_Working data_:

====================

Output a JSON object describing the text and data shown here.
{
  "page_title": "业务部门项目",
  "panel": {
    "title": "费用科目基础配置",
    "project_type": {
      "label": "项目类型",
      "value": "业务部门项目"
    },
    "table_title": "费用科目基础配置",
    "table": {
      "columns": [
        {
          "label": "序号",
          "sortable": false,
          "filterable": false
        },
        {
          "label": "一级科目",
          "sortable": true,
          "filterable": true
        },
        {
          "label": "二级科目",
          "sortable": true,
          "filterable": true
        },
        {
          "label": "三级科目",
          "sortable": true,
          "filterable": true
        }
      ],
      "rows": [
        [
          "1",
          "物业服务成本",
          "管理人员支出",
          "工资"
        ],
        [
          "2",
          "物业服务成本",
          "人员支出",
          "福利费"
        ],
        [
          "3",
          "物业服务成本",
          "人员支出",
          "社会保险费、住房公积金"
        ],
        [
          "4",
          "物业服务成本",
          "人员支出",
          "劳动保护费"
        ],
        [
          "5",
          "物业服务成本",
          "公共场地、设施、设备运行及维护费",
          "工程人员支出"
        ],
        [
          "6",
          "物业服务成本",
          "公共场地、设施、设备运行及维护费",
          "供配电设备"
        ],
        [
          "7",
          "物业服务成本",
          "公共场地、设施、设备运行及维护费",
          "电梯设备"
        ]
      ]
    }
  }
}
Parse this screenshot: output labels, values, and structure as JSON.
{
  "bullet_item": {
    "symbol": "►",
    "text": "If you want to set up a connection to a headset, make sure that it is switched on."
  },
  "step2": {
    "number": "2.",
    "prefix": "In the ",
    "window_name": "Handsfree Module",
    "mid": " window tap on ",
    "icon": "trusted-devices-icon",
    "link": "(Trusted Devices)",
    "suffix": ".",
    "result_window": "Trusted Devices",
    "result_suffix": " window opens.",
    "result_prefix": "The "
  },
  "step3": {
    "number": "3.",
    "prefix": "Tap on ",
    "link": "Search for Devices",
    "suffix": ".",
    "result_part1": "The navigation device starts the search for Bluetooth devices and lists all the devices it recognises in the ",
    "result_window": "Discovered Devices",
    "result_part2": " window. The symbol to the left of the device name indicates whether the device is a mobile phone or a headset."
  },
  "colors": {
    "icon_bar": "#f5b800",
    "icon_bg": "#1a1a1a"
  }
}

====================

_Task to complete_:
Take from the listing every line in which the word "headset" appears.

_Result of this task_:
    "text": "If you want to set up a connection to a headset, make sure that it is switched on."
    "result_part2": " window. The symbol to the left of the device name indicates whether the device is a mobile phone or a headset."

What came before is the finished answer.